Data shown: Begin

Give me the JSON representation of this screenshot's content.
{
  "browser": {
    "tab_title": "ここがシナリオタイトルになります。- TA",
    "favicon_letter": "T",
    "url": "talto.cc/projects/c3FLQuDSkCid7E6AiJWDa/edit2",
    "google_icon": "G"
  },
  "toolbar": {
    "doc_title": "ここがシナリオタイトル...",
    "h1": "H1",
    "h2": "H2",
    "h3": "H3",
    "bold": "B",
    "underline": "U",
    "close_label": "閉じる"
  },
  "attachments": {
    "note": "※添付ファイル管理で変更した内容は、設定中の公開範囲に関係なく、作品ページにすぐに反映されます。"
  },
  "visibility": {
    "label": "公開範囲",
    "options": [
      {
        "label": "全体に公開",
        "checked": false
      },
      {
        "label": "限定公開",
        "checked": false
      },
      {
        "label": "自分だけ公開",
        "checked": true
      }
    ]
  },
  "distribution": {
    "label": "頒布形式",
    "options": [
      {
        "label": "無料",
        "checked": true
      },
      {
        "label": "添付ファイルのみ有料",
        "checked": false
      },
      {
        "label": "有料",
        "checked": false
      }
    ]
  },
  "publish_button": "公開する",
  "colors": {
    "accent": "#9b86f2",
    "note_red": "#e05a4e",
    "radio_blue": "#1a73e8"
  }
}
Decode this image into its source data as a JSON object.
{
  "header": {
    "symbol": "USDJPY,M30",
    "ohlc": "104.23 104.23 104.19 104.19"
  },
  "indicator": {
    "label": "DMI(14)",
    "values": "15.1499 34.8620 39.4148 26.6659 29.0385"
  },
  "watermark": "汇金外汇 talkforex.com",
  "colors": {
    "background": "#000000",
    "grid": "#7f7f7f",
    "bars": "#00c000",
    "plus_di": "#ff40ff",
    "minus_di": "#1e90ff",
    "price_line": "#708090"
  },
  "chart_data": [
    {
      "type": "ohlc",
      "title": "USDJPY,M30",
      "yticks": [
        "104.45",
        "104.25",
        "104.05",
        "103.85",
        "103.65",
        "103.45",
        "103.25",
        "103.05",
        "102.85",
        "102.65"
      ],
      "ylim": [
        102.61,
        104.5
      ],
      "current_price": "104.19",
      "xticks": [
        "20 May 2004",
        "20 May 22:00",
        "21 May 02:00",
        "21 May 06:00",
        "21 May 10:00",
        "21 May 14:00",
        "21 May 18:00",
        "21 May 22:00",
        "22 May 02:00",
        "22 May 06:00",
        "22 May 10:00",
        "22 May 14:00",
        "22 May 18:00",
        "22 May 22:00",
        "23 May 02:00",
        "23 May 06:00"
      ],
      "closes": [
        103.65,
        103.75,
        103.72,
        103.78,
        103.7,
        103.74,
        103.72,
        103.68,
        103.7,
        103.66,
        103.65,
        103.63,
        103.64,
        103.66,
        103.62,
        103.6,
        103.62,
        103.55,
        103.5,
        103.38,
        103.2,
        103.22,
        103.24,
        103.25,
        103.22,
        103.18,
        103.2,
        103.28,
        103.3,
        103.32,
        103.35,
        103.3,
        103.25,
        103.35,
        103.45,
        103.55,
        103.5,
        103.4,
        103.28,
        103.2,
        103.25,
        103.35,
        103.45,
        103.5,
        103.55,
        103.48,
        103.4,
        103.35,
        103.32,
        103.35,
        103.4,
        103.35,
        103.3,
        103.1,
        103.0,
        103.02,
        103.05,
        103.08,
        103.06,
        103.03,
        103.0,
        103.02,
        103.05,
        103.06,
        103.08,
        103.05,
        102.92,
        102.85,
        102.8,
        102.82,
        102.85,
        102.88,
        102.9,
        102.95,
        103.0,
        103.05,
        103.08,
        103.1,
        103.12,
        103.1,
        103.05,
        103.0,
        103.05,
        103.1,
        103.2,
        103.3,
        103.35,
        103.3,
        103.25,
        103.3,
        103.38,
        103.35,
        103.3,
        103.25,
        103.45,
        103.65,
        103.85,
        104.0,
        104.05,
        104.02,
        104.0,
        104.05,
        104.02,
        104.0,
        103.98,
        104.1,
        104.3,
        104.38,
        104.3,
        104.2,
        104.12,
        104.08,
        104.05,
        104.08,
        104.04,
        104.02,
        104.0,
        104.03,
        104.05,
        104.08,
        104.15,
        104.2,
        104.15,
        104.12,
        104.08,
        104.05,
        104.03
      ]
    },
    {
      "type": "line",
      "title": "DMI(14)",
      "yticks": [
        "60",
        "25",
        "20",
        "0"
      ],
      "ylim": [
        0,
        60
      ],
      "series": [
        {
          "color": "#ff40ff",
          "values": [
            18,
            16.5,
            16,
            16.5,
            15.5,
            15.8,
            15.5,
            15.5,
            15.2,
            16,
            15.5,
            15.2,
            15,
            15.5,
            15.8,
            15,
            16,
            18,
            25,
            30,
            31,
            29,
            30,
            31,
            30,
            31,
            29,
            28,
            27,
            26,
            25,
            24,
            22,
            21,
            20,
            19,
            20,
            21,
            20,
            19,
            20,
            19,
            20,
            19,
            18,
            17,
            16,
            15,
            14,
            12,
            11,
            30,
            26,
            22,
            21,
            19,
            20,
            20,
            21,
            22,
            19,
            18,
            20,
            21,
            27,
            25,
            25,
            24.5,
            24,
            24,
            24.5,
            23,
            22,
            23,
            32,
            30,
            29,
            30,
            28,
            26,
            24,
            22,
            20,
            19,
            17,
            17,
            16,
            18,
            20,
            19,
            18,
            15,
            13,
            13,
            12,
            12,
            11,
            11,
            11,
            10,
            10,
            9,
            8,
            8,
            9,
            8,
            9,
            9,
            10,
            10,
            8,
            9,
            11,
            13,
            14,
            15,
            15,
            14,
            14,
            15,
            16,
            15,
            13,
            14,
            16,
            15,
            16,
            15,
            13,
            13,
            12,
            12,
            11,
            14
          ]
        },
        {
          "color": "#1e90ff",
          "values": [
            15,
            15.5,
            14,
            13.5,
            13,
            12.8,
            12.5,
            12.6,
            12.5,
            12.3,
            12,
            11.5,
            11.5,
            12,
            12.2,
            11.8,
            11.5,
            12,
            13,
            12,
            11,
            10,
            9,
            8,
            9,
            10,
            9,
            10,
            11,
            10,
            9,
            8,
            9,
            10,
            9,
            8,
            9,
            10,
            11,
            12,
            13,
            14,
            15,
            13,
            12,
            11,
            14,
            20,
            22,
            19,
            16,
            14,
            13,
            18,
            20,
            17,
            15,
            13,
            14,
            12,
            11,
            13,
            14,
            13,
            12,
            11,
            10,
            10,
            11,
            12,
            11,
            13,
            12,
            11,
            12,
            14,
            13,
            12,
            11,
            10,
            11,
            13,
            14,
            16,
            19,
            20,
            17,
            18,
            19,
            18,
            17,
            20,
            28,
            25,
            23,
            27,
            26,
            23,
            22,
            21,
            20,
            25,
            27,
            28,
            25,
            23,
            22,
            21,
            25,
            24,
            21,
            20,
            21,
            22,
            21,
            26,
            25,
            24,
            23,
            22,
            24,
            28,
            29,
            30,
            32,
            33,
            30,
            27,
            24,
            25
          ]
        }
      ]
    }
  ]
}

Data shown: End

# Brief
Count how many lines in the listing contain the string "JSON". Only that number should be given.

# Finished task
2